### [Aim of the task]
Using the material that follows, identify and copy each line with the string "this".

·····

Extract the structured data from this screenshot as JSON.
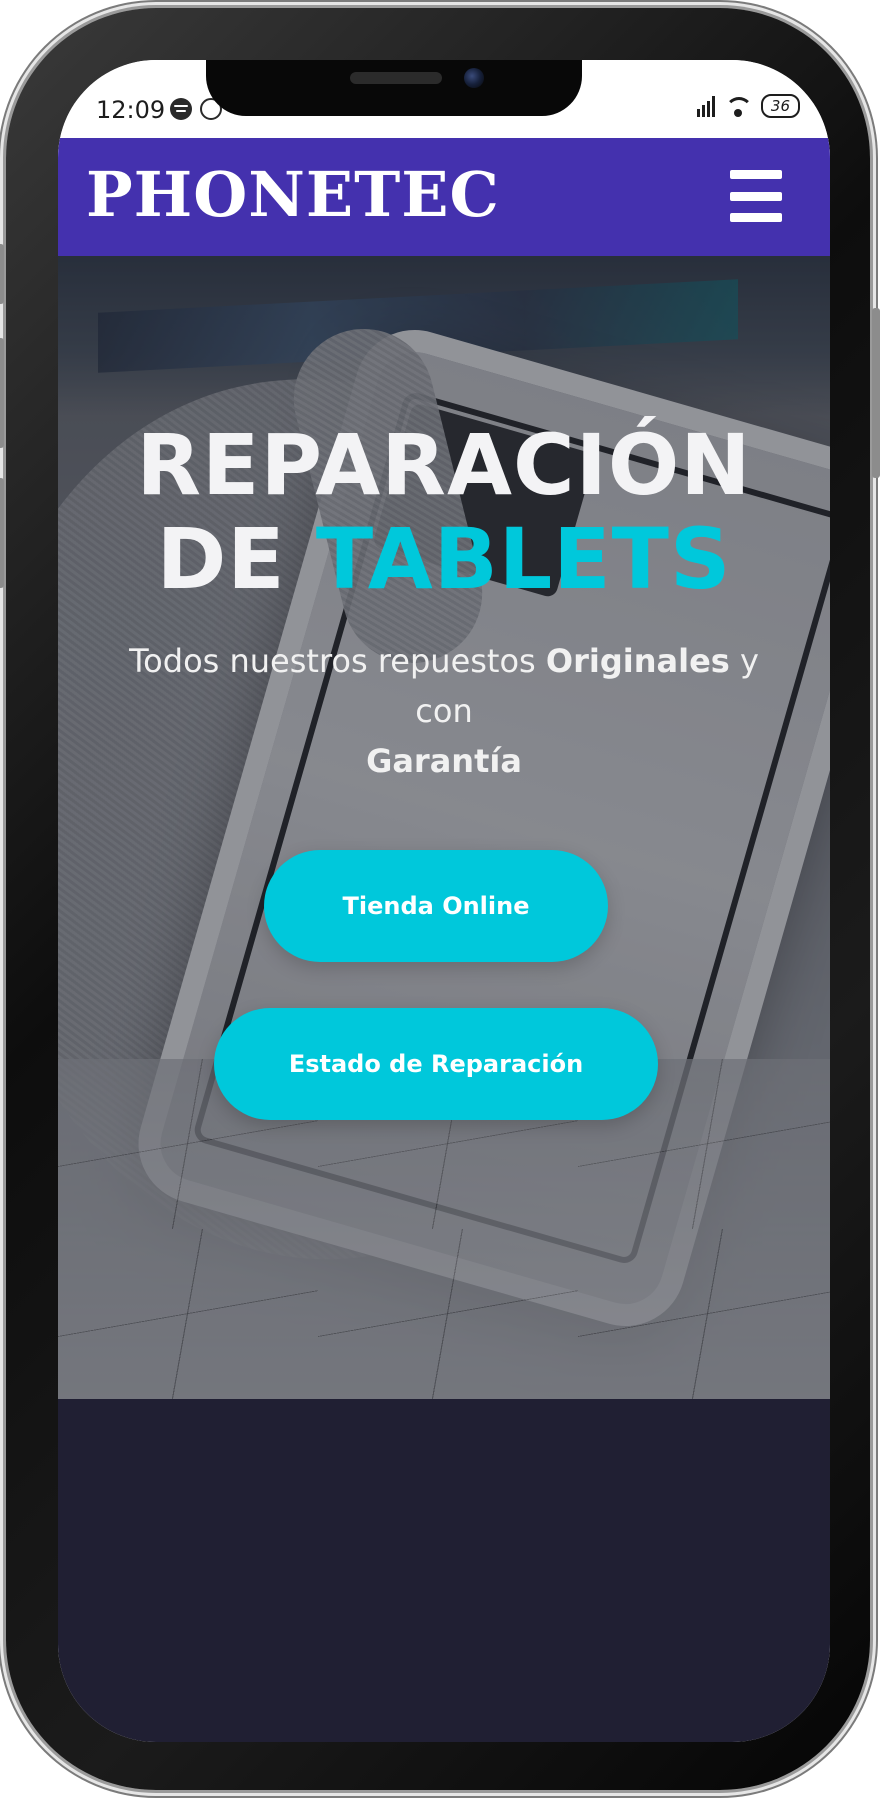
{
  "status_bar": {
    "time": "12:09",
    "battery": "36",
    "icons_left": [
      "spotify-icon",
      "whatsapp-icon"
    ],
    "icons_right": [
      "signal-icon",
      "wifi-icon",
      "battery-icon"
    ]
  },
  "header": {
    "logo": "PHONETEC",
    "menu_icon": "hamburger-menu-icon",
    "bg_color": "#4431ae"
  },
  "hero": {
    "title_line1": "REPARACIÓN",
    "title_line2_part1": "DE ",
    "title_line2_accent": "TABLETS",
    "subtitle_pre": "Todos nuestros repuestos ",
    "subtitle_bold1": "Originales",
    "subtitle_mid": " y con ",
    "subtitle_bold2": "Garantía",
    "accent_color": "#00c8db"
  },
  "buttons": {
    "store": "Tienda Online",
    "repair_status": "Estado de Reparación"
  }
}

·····

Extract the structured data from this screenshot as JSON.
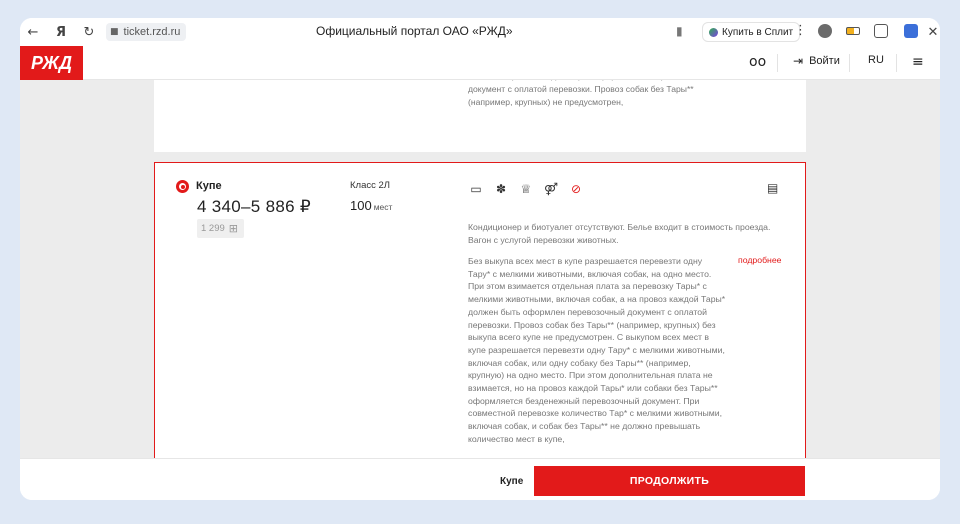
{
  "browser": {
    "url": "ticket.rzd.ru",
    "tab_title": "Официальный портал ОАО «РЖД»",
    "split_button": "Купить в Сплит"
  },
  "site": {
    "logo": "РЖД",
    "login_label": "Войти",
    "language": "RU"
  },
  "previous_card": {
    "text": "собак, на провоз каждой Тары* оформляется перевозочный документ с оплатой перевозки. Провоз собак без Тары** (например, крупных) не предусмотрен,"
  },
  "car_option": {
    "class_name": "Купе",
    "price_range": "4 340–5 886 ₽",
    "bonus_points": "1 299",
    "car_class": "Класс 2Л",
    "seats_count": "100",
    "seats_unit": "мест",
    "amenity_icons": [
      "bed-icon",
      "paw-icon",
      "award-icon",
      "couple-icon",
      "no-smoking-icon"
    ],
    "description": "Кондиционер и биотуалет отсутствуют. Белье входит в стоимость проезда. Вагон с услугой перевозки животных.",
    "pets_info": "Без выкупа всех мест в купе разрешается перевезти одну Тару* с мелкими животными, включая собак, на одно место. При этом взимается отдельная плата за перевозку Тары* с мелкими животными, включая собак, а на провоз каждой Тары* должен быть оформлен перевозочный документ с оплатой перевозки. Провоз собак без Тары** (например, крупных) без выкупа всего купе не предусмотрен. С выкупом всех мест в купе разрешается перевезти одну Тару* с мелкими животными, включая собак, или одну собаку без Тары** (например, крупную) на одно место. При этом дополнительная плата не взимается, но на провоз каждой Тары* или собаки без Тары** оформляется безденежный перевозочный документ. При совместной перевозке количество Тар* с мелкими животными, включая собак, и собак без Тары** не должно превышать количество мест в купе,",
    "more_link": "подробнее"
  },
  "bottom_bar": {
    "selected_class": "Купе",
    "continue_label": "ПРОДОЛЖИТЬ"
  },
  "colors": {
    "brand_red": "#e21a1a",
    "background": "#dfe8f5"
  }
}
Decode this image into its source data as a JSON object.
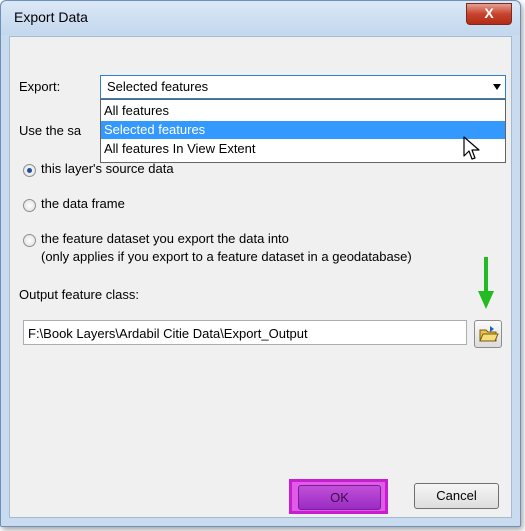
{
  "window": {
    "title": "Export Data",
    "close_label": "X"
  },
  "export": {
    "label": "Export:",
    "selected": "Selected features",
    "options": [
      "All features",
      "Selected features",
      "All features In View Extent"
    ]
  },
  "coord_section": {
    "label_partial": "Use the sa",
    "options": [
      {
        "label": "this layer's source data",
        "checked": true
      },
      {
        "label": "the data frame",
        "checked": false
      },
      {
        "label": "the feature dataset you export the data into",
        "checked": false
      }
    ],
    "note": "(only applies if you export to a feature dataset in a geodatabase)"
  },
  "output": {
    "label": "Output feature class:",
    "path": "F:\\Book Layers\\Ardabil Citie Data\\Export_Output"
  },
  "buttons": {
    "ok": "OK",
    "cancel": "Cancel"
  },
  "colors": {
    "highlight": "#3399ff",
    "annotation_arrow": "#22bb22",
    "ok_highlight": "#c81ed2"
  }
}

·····

### [Reply]
Extract the structured data from this screenshot as JSON.
Extract the structured data from this screenshot as JSON.
Decode this image into its source data as a JSON object.
        "label": "this layer's source data",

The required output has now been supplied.